* Two large stock offerings seen in 2011
* Remaining stake to be sold off in 2012
* AIG shares up 2.4 percent (Adds background, bylines, updates share price)
By Paritosh Bansal and David Lawder
NEW YORK/WASHINGTON, Dec 21 (Reuters) - The U.S. Treasury Department plans to sell a large piece of its stake in American International Group in two stock offerings next year, officials briefed on the situation told Reuters.
It would sell any remaining stock in AIG in 2012, the sources said.
The government will own 92.1 percent of AIG after a recapitalization plan closes by the end of first quarter, and perhaps as soon as Dec. 31.
The sale would mark a major step in getting the government out of its investment in AIG, which received a $182.3 billion bailout package during the financial crisis.
The stock sale will help the government make a profit on the bailout if the offering is roughly $30 per share or higher. The Treasury's stake is worth about $90 billion at the current share price. It spent $49.1 billion for that stake.
AIG's shares were up 2.4 percent at $54.69 during morning trading on the New York Stock Exchange.
The U.S. government has seen strong market appetite for stock in bailed-out companies in the past few months, allowing it to be more aggressive in winding down its stakes in companies like Citigroup and.
The AIG bailout was arguably more controversial and risky than either of those deals as the headline number was higher and the company teetered on the brink of bankruptcy and a fire-sale breakup after the last-minute rescue.
Since then, AIG, under Chief Executive Robert Benmosche, has sold several businesses, leaving property-casualty and U.S. life insurance operations at its core.
The Treasury plans to sell about one-fifth of AIG in the first offering, which is expected in the first half of 2011 and perhaps as soon as March, sources have said.

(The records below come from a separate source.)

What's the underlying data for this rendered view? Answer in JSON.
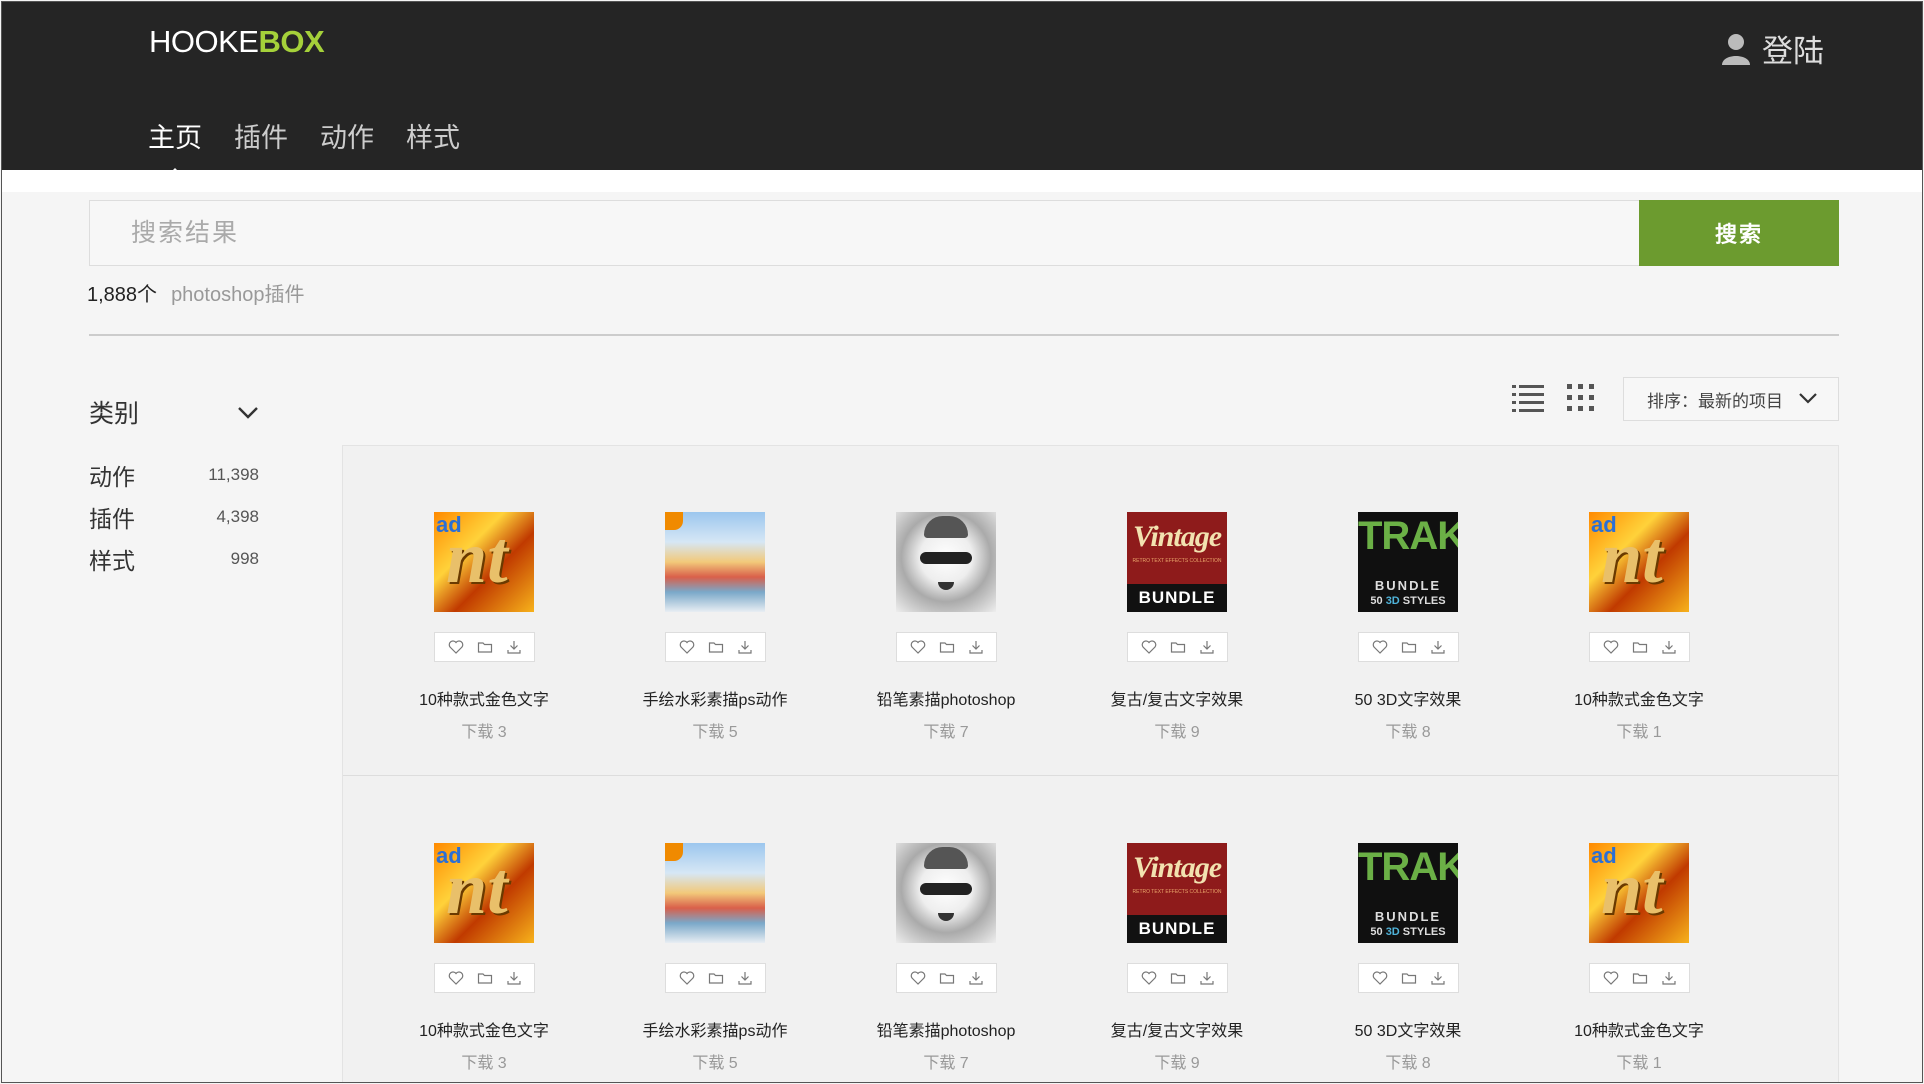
{
  "header": {
    "logo": {
      "part1": "HOOKE",
      "part2": "BOX"
    },
    "login_label": "登陆",
    "nav": [
      "主页",
      "插件",
      "动作",
      "样式"
    ]
  },
  "search": {
    "placeholder": "搜索结果",
    "button": "搜索",
    "result_count": "1,888个",
    "result_term": "photoshop插件"
  },
  "sidebar": {
    "title": "类别",
    "categories": [
      {
        "label": "动作",
        "count": "11,398"
      },
      {
        "label": "插件",
        "count": "4,398"
      },
      {
        "label": "样式",
        "count": "998"
      }
    ]
  },
  "toolbar": {
    "sort_label": "排序：最新的项目"
  },
  "thumb_text": {
    "gold_ad": "ad",
    "gold_nt": "nt",
    "vintage": "Vintage",
    "vintage_sub": "RETRO TEXT EFFECTS COLLECTION",
    "bundle": "BUNDLE",
    "trak": "TRAK",
    "trak_bundle": "BUNDLE",
    "trak_styles_pre": "50 ",
    "trak_styles_mid": "3D",
    "trak_styles_post": " STYLES"
  },
  "rows": [
    {
      "items": [
        {
          "title": "10种款式金色文字",
          "downloads": "下载 3"
        },
        {
          "title": "手绘水彩素描ps动作",
          "downloads": "下载 5"
        },
        {
          "title": "铅笔素描photoshop",
          "downloads": "下载 7"
        },
        {
          "title": "复古/复古文字效果",
          "downloads": "下载 9"
        },
        {
          "title": "50 3D文字效果",
          "downloads": "下载 8"
        },
        {
          "title": "10种款式金色文字",
          "downloads": "下载 1"
        }
      ]
    },
    {
      "items": [
        {
          "title": "10种款式金色文字",
          "downloads": "下载 3"
        },
        {
          "title": "手绘水彩素描ps动作",
          "downloads": "下载 5"
        },
        {
          "title": "铅笔素描photoshop",
          "downloads": "下载 7"
        },
        {
          "title": "复古/复古文字效果",
          "downloads": "下载 9"
        },
        {
          "title": "50 3D文字效果",
          "downloads": "下载 8"
        },
        {
          "title": "10种款式金色文字",
          "downloads": "下载 1"
        }
      ]
    }
  ],
  "colors": {
    "header_bg": "#252525",
    "logo_accent": "#a5d13a",
    "search_button": "#6c9b2f"
  }
}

AIG and the Treasury would sell stock in that offering, which could exceed $10 billion, sources have said. That would place it among the largest secondary share offerings in history. (Reporting by Paritosh Bansal in New York and David Lawder in Washington. Editing by Robert MacMillan)